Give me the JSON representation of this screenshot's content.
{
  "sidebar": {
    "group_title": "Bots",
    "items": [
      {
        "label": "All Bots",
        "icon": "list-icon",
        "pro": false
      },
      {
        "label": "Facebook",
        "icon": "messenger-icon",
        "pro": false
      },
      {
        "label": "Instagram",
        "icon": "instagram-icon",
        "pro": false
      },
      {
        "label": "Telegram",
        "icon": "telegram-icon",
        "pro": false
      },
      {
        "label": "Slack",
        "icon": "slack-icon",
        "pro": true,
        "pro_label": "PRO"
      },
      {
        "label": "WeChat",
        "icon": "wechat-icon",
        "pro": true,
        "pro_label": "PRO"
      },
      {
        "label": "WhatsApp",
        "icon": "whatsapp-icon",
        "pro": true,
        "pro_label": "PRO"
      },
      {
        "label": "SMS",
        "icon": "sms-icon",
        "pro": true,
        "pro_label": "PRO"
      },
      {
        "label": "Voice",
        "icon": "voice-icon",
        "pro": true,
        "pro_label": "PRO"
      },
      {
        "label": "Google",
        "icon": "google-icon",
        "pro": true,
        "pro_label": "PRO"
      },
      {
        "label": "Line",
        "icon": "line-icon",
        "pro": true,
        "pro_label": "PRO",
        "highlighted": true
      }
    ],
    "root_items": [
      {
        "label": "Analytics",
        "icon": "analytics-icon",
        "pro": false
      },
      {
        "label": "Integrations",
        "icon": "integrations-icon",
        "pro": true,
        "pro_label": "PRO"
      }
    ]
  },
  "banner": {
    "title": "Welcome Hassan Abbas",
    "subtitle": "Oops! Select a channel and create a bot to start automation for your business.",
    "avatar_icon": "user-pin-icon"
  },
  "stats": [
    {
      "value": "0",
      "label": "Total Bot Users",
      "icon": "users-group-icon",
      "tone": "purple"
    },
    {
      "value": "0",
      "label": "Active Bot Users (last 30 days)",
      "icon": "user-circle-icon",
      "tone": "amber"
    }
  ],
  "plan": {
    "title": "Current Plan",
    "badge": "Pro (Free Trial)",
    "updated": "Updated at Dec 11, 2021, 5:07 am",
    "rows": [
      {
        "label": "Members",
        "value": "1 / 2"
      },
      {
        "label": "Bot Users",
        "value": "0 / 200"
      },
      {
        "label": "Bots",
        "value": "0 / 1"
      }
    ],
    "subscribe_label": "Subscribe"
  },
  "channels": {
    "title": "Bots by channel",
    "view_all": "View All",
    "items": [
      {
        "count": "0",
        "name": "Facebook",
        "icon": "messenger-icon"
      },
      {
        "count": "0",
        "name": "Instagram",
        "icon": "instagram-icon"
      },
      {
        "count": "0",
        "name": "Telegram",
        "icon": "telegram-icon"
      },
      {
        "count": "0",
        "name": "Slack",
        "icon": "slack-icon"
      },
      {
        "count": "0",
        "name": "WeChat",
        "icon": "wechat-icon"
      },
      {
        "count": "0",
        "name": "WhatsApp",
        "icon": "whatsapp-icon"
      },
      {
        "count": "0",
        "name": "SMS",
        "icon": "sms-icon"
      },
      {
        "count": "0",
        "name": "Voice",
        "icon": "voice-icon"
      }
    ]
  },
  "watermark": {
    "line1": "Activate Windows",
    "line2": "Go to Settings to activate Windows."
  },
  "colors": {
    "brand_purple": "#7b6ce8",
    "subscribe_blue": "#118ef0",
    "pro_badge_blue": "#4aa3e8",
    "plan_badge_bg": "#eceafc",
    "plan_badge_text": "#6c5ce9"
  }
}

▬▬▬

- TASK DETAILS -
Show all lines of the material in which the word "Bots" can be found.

- ANSWER TO THIS EXERCISE -
    "group_title": "Bots",
        "label": "All Bots",
        "label": "Bots",
    "title": "Bots by channel",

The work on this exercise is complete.